“Charles Lindbergh came to Post Ave. for refreshments when he was training for his flight across the Atlantic,” says Panchyk. “It was at the pharmacy across from the Space.”
When researching for a book, Panchyk immerses himself in the topic, looking everywhere from library databases, to garage sales (where he once found old letters), for interesting information.
He also gets a lot of information from people relevant to the subject. For a book on the Supreme Court, he talked to lawyers as well as participants in major court cases, and for an upcoming book on the history of baseball, he talked to former baseball players. He’s also interviewed Kurt Vonnegut, Rudy Giuliani, Mario Cuomo to Ralph Nader and more than 500 others for his books.
“It’s always a thrill to interview someone who’s played a major role or done something you admire,” Panchyk said.
Filled with firsthand accounts, interesting facts and pictures, Panchyk’s books make history engaging for readers of all ages.

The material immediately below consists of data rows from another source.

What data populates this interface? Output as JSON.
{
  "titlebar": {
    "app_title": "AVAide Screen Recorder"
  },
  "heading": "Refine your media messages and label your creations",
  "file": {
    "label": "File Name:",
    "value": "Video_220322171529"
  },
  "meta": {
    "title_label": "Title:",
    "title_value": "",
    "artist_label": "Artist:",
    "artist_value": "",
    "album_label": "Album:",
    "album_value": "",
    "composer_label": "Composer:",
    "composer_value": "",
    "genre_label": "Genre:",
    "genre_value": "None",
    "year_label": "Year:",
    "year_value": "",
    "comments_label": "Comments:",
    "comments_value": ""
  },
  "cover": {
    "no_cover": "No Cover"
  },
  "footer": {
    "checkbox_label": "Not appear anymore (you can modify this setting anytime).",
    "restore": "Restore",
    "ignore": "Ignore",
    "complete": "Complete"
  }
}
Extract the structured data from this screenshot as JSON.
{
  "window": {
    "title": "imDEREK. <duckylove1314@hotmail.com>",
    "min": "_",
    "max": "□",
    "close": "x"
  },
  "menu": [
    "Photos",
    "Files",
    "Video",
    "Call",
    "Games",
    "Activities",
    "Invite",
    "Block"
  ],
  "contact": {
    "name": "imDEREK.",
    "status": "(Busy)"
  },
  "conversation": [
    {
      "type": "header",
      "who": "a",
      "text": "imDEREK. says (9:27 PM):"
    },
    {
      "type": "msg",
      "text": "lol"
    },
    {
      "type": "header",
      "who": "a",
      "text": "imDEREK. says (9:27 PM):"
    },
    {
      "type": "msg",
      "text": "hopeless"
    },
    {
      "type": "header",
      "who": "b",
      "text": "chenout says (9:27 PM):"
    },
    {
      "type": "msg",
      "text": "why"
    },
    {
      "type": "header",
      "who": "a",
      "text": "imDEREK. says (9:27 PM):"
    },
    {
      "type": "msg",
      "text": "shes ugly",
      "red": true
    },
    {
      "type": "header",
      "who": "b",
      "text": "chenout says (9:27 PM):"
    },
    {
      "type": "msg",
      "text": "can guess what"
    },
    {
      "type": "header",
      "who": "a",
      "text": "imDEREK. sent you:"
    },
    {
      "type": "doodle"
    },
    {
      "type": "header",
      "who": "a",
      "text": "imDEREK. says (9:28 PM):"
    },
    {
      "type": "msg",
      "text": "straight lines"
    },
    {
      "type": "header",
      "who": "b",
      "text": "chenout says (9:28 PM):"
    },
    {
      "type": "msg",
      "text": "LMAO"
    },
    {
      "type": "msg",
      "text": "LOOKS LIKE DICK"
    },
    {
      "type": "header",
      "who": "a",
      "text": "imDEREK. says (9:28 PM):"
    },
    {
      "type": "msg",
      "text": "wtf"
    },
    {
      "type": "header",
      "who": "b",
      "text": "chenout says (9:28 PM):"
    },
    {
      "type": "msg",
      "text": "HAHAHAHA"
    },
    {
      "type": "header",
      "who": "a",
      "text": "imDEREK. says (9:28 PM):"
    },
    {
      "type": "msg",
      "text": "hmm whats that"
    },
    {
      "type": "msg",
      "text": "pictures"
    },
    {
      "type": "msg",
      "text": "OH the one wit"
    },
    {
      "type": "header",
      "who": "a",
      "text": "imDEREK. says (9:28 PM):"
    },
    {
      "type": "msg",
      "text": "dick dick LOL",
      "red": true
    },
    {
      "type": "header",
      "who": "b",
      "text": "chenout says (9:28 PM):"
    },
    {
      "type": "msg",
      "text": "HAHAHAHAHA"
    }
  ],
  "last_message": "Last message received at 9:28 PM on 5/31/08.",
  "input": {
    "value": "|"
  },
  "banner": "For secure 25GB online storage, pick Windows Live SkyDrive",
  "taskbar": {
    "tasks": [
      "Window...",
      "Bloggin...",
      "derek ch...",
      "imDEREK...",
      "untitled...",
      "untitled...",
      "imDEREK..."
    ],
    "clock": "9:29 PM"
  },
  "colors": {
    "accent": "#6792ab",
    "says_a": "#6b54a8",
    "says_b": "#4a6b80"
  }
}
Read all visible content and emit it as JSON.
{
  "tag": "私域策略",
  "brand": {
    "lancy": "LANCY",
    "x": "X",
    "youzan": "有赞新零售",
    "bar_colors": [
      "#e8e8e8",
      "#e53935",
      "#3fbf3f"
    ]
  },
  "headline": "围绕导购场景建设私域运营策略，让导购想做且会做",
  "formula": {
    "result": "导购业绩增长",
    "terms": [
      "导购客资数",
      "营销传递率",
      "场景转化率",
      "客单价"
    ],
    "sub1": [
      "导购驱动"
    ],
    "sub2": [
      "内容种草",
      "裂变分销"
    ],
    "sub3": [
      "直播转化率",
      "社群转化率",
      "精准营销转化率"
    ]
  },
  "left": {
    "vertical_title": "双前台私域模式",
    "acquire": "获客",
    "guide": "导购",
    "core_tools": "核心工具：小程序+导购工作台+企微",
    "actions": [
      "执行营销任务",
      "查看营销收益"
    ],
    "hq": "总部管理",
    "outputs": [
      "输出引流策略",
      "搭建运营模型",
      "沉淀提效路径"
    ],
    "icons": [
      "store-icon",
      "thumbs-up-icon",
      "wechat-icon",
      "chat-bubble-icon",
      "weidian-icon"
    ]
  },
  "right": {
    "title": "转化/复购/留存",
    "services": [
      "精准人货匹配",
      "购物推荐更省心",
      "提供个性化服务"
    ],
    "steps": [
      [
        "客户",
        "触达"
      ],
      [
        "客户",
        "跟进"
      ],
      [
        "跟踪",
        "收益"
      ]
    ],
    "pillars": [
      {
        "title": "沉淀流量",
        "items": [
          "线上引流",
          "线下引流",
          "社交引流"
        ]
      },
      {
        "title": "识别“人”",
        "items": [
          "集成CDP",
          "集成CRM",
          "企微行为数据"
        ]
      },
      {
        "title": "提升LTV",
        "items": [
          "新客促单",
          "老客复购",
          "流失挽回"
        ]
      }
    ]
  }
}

“Today is tomorrow’s history. The present is going to be the past, and every day is going to be history. There’s a lot of lessons to be learned and comparisons to be made to how we live today,” Panchyk says. “And history contains a lot of surprises.”
Panchyk’s love of reading nonfiction as a child also encouraged him to write several books for young audiences, including Galileo for Kids, Archaeology for Kids, American Folk Art for Kids and the bestselling, World War II for Kids.
Panchyk is currently working on a book about the history of baseball, which is expected to come out Spring 2015. He will be the guest speaker at the Westbury/Carle Place Chamber of Commerce meeting on Feb. 25. Find out more about Panchyk and his books at www.panchyk.com.